An Atlantic City pastor was searching for a miracle so he could relocate his small church to a safer home.
A retired Jewish businessman from Cherry Hill was looking to sell a parcel of land valued at $75,000 to $125,000.
Together, they settled on a price: $0.
It may have been the holiday spirit, or a blessing. Either way, prayers were answered for the City of Hope Worship Outreach Center and Pastor Kenneth Applewhite.
"It was a feel-good type of thing. I wanted to do it, and I did it," James Horowitz, 82, said of his decision to donate the vacant land on the Black Horse Pike in Egg Harbor Township, N.J., so the congregation could build a new church. "I think people ought to do that more often."
Horowitz said Applewhite made a compelling case on behalf of the church, so he decided to give away the land.
Applewhite said the gift from a complete stranger was tantamount to a miracle for his congregation. The church could not afford to move, he said.
"He was a blessing to us. He saw the need," Applewhite said. "Everybody believes God has given us grace and mercy."
After a young man was killed steps from the church about a year ago, Applewhite decided it was time to move from the gritty 200 block of North South Carolina Avenue.
Applewhite called Horowitz on a whim after he saw an ad in the Atlantic City Press that said to "name your price" for the plot. He shared the African American church's plight with Horowitz.
Giving the land to the church seemed like the right thing to do, Horowitz said. The church has received the deed for the half-acre property.
"He seemed like a pretty nice fellow. It appears that they are sincere and want to do something worthwhile," Horowitz said. "If I could help them, I thought it was nice."
Horowitz, who operated a publishing and pool business and dabbled in real estate, had only one request in exchange for the land: an invitation for a first-row seat at the first service in the new church.
Horowitz said he had owned the land for about 25 years. The site has been periodically for sale over the years, but the location and zoning for a single dwelling made it difficult to sell, he said.
Applewhite said the congregation must raise about $300,000 before construction can begin on a church that will be able to hold as many as 200 people. It already has some donated items and services, including a building plan offered by another church, 2,000 bricks, legal services, and labor from Habitat for Humanity.
Founded by Applewhite in 2007, the church first met in Absecon, N.J., where it shared a building with another church. It relocated to Atlantic City in 2009, where it rents space in a storefront, he said.
Over the last nine years, at least 15 people have been shot or killed on the church's street or nearby, said Applewhite, who grew up in Atlantic City.
"We're sorry that they are leaving," said Councilman Marty Small, who represents the Second Ward, where the church is located a few blocks from midtown. "But I understand the concerns of violence in that area. They're are getting a much better opportunity."
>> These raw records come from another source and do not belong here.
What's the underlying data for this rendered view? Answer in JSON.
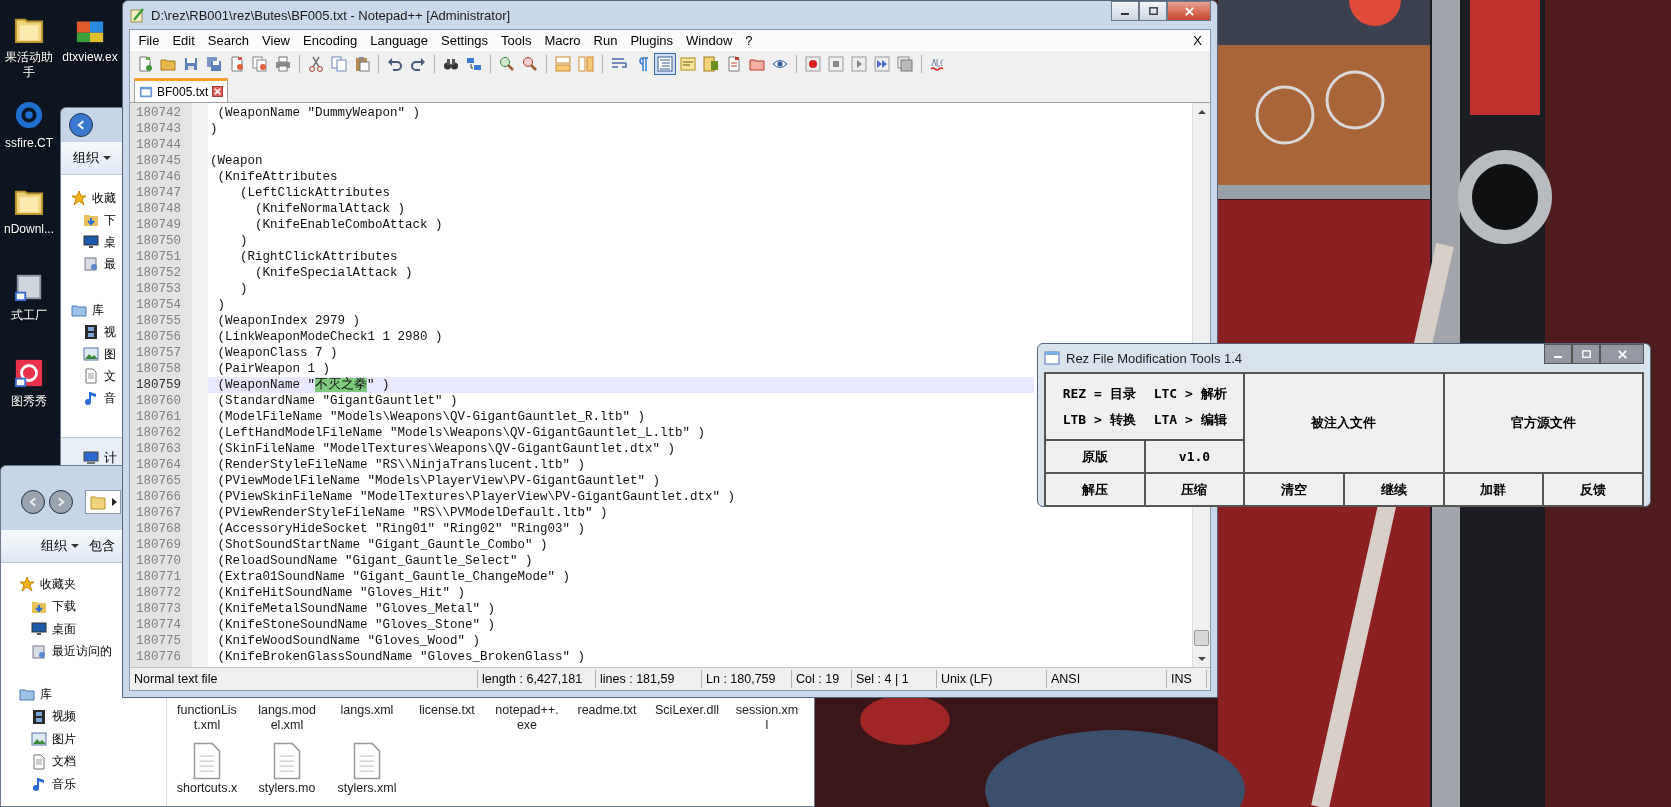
{
  "desktop": {
    "icons": [
      {
        "label": "果活动助手",
        "kind": "folder"
      },
      {
        "label": "ssfire.CT",
        "kind": "gear"
      },
      {
        "label": "nDownl...",
        "kind": "folder"
      },
      {
        "label": "式工厂",
        "kind": "converter"
      },
      {
        "label": "图秀秀",
        "kind": "red-app"
      }
    ],
    "second_column": [
      {
        "label": "dtxview.ex",
        "kind": "mfc"
      }
    ]
  },
  "explorer_back": {
    "organize": "组织",
    "nav": [
      {
        "label": "收藏",
        "kind": "star"
      },
      {
        "label": "下",
        "kind": "download"
      },
      {
        "label": "桌",
        "kind": "desktop"
      },
      {
        "label": "最",
        "kind": "recent"
      },
      {
        "label": "库",
        "kind": "library"
      },
      {
        "label": "视",
        "kind": "video"
      },
      {
        "label": "图",
        "kind": "picture"
      },
      {
        "label": "文",
        "kind": "document"
      },
      {
        "label": "音",
        "kind": "music"
      }
    ],
    "details": {
      "label": "计",
      "kind": "computer"
    }
  },
  "explorer_front": {
    "organize": "组织",
    "include": "包含",
    "nav": [
      {
        "label": "收藏夹",
        "kind": "star"
      },
      {
        "label": "下载",
        "kind": "download"
      },
      {
        "label": "桌面",
        "kind": "desktop"
      },
      {
        "label": "最近访问的",
        "kind": "recent"
      },
      {
        "label": "库",
        "kind": "library"
      },
      {
        "label": "视频",
        "kind": "video"
      },
      {
        "label": "图片",
        "kind": "picture"
      },
      {
        "label": "文档",
        "kind": "document"
      },
      {
        "label": "音乐",
        "kind": "music"
      }
    ],
    "files": [
      {
        "label": "functionList.xml"
      },
      {
        "label": "langs.model.xml"
      },
      {
        "label": "langs.xml"
      },
      {
        "label": "license.txt"
      },
      {
        "label": "notepad++.exe"
      },
      {
        "label": "readme.txt"
      },
      {
        "label": "SciLexer.dll"
      },
      {
        "label": "session.xml"
      }
    ],
    "files_row2": [
      {
        "label": "shortcuts.x"
      },
      {
        "label": "stylers.mo"
      },
      {
        "label": "stylers.xml"
      }
    ]
  },
  "notepad": {
    "title": "D:\\rez\\RB001\\rez\\Butes\\BF005.txt - Notepad++ [Administrator]",
    "menu": [
      "File",
      "Edit",
      "Search",
      "View",
      "Encoding",
      "Language",
      "Settings",
      "Tools",
      "Macro",
      "Run",
      "Plugins",
      "Window",
      "?"
    ],
    "doc_close": "X",
    "toolbar": [
      [
        {
          "kind": "new",
          "pressed": false
        },
        {
          "kind": "open",
          "pressed": false
        },
        {
          "kind": "save",
          "pressed": false
        },
        {
          "kind": "saveall",
          "pressed": false
        },
        {
          "kind": "close",
          "pressed": false
        },
        {
          "kind": "closeall",
          "pressed": false
        },
        {
          "kind": "print",
          "pressed": false
        }
      ],
      [
        {
          "kind": "cut",
          "pressed": false
        },
        {
          "kind": "copy",
          "pressed": false
        },
        {
          "kind": "paste",
          "pressed": false
        }
      ],
      [
        {
          "kind": "undo",
          "pressed": false
        },
        {
          "kind": "redo",
          "pressed": false
        }
      ],
      [
        {
          "kind": "find",
          "pressed": false
        },
        {
          "kind": "replace",
          "pressed": false
        }
      ],
      [
        {
          "kind": "zoomin",
          "pressed": false
        },
        {
          "kind": "zoomout",
          "pressed": false
        }
      ],
      [
        {
          "kind": "syncv",
          "pressed": false
        },
        {
          "kind": "synch",
          "pressed": false
        }
      ],
      [
        {
          "kind": "wrap",
          "pressed": false
        },
        {
          "kind": "allchars",
          "pressed": false
        },
        {
          "kind": "indent",
          "pressed": true
        },
        {
          "kind": "udl",
          "pressed": false
        },
        {
          "kind": "docmap",
          "pressed": false
        },
        {
          "kind": "funclist",
          "pressed": false
        },
        {
          "kind": "folderws",
          "pressed": false
        },
        {
          "kind": "monitor",
          "pressed": false
        }
      ],
      [
        {
          "kind": "record",
          "pressed": false
        },
        {
          "kind": "stop",
          "pressed": false
        },
        {
          "kind": "play",
          "pressed": false
        },
        {
          "kind": "playmulti",
          "pressed": false
        },
        {
          "kind": "savemacro",
          "pressed": false
        }
      ],
      [
        {
          "kind": "spell",
          "pressed": false
        }
      ]
    ],
    "tabs": [
      {
        "label": "BF005.txt",
        "selected": true
      }
    ],
    "lines": [
      {
        "no": "180742",
        "text": " (WeaponName \"DummyWeapon\" )",
        "current": false
      },
      {
        "no": "180743",
        "text": ")",
        "current": false
      },
      {
        "no": "180744",
        "current": false
      },
      {
        "no": "180745",
        "text": "(Weapon",
        "current": false
      },
      {
        "no": "180746",
        "text": " (KnifeAttributes",
        "current": false
      },
      {
        "no": "180747",
        "text": "    (LeftClickAttributes",
        "current": false
      },
      {
        "no": "180748",
        "text": "      (KnifeNormalAttack )",
        "current": false
      },
      {
        "no": "180749",
        "text": "      (KnifeEnableComboAttack )",
        "current": false
      },
      {
        "no": "180750",
        "text": "    )",
        "current": false
      },
      {
        "no": "180751",
        "text": "    (RightClickAttributes",
        "current": false
      },
      {
        "no": "180752",
        "text": "      (KnifeSpecialAttack )",
        "current": false
      },
      {
        "no": "180753",
        "text": "    )",
        "current": false
      },
      {
        "no": "180754",
        "text": " )",
        "current": false
      },
      {
        "no": "180755",
        "text": " (WeaponIndex 2979 )",
        "current": false
      },
      {
        "no": "180756",
        "text": " (LinkWeaponModeCheck1 1 2980 )",
        "current": false
      },
      {
        "no": "180757",
        "text": " (WeaponClass 7 )",
        "current": false
      },
      {
        "no": "180758",
        "text": " (PairWeapon 1 )",
        "current": false
      },
      {
        "no": "180759",
        "text": " (WeaponName \"",
        "selection": "不灭之拳",
        "after": "\" )",
        "current": true
      },
      {
        "no": "180760",
        "text": " (StandardName \"GigantGauntlet\" )",
        "current": false
      },
      {
        "no": "180761",
        "text": " (ModelFileName \"Models\\Weapons\\QV-GigantGauntlet_R.ltb\" )",
        "current": false
      },
      {
        "no": "180762",
        "text": " (LeftHandModelFileName \"Models\\Weapons\\QV-GigantGauntlet_L.ltb\" )",
        "current": false
      },
      {
        "no": "180763",
        "text": " (SkinFileName \"ModelTextures\\Weapons\\QV-GigantGauntlet.dtx\" )",
        "current": false
      },
      {
        "no": "180764",
        "text": " (RenderStyleFileName \"RS\\\\NinjaTranslucent.ltb\" )",
        "current": false
      },
      {
        "no": "180765",
        "text": " (PViewModelFileName \"Models\\PlayerView\\PV-GigantGauntlet\" )",
        "current": false
      },
      {
        "no": "180766",
        "text": " (PViewSkinFileName \"ModelTextures\\PlayerView\\PV-GigantGauntlet.dtx\" )",
        "current": false
      },
      {
        "no": "180767",
        "text": " (PViewRenderStyleFileName \"RS\\\\PVModelDefault.ltb\" )",
        "current": false
      },
      {
        "no": "180768",
        "text": " (AccessoryHideSocket \"Ring01\" \"Ring02\" \"Ring03\" )",
        "current": false
      },
      {
        "no": "180769",
        "text": " (ShotSoundStartName \"Gigant_Gauntle_Combo\" )",
        "current": false
      },
      {
        "no": "180770",
        "text": " (ReloadSoundName \"Gigant_Gauntle_Select\" )",
        "current": false
      },
      {
        "no": "180771",
        "text": " (Extra01SoundName \"Gigant_Gauntle_ChangeMode\" )",
        "current": false
      },
      {
        "no": "180772",
        "text": " (KnifeHitSoundName \"Gloves_Hit\" )",
        "current": false
      },
      {
        "no": "180773",
        "text": " (KnifeMetalSoundName \"Gloves_Metal\" )",
        "current": false
      },
      {
        "no": "180774",
        "text": " (KnifeStoneSoundName \"Gloves_Stone\" )",
        "current": false
      },
      {
        "no": "180775",
        "text": " (KnifeWoodSoundName \"Gloves_Wood\" )",
        "current": false
      },
      {
        "no": "180776",
        "text": " (KnifeBrokenGlassSoundName \"Gloves_BrokenGlass\" )",
        "current": false
      }
    ],
    "status_bar": [
      "Normal text file",
      "length : 6,427,181",
      "lines : 181,59",
      "Ln : 180,759",
      "Col : 19",
      "Sel : 4 | 1",
      "Unix (LF)",
      "ANSI",
      "INS"
    ]
  },
  "rez_tool": {
    "title": "Rez File Modification Tools 1.4",
    "info": [
      [
        "REZ = 目录",
        "LTC > 解析"
      ],
      [
        "LTB > 转换",
        "LTA > 编辑"
      ]
    ],
    "cells": [
      {
        "label": "原版",
        "kind": "button"
      },
      {
        "label": "v1.0",
        "kind": "label"
      },
      {
        "label": "被注入文件",
        "kind": "button"
      },
      {
        "label": "官方源文件",
        "kind": "button"
      },
      {
        "label": "解压",
        "kind": "button"
      },
      {
        "label": "压缩",
        "kind": "button"
      },
      {
        "label": "清空",
        "kind": "button"
      },
      {
        "label": "继续",
        "kind": "button"
      },
      {
        "label": "加群",
        "kind": "button"
      },
      {
        "label": "反馈",
        "kind": "button"
      }
    ]
  }
}
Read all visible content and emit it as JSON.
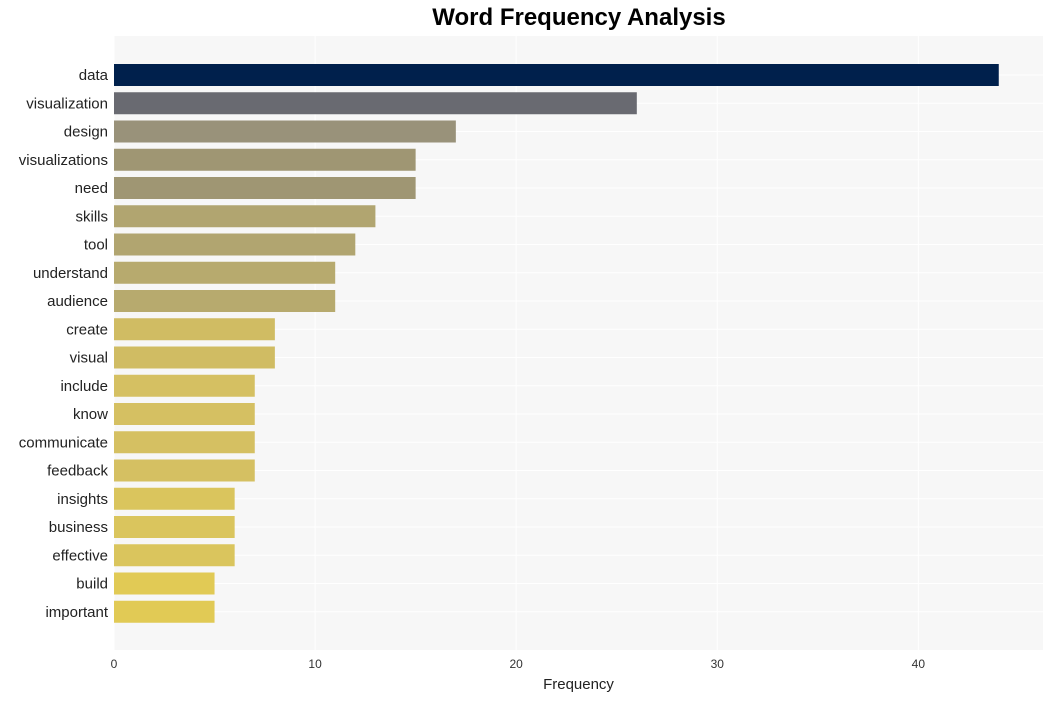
{
  "chart_data": {
    "type": "bar",
    "orientation": "horizontal",
    "title": "Word Frequency Analysis",
    "xlabel": "Frequency",
    "ylabel": "",
    "xlim": [
      0,
      46.2
    ],
    "xticks": [
      0,
      10,
      20,
      30,
      40
    ],
    "grid": true,
    "legend": "none",
    "categories": [
      "data",
      "visualization",
      "design",
      "visualizations",
      "need",
      "skills",
      "tool",
      "understand",
      "audience",
      "create",
      "visual",
      "include",
      "know",
      "communicate",
      "feedback",
      "insights",
      "business",
      "effective",
      "build",
      "important"
    ],
    "values": [
      44,
      26,
      17,
      15,
      15,
      13,
      12,
      11,
      11,
      8,
      8,
      7,
      7,
      7,
      7,
      6,
      6,
      6,
      5,
      5
    ],
    "colors": [
      "#00204c",
      "#696a71",
      "#99927a",
      "#9f9673",
      "#9f9673",
      "#b1a570",
      "#b1a570",
      "#b7aa6e",
      "#b7aa6e",
      "#d0bc63",
      "#d0bc63",
      "#d5c062",
      "#d5c062",
      "#d5c062",
      "#d5c062",
      "#dac55d",
      "#dac55d",
      "#dac55d",
      "#e1ca55",
      "#e1ca55"
    ]
  },
  "style": {
    "plot_background": "#f7f7f7",
    "grid_color": "#ffffff"
  }
}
The turning point for the church occurred about a year ago, when a young man was fatally shot in front of the church on a Sunday morning, Applewhite said. The church was empty because the congregation was attending services at another church, he said.
On another Sunday afternoon, a woman and her boyfriend were shot dead a block away in front of her three children, he said.
"The crime on the streets was too much. In that area is too much death. I had to make a move," Applewhite said. "It's been crazy."
The church, which has about 25 members, has a good relationship with its mostly Muslim neighbors, Applewhite said. The church has daily services and events, Bible study, and a pantry that provides food twice a week.
Neighbors shovel snow from the church's walkway, sweep up trash, and put out the trash, he said. A storekeeper across the street regularly donates food, he said.
When Hurricane Sandy destroyed the building, the landlord rebuilt it and neighbors pitched in, Applewhite said.
"We never had any problems out of anyone," the pastor said. "It's just time to move."
Applewhite, 54, a former mental health therapist and social worker, said he was impressed by the land where the new church will be built.
The full-time pastor believes membership will grow when the new church is open. The site is easily accessible by public transportation.
Applewhite said the church will meet its fund-raising goal. He quoted Matthew 16:18 as the inspiration for building:
"And I say also unto thee, That thou art Peter, and upon this rock I will build my church; and the gates of hell shall not prevail against it."
To contact City of Hope, write to it in care of Pastor Kenneth Applewhite, 4804 Green Ash Lane, Mays Landing, N.J. 08330.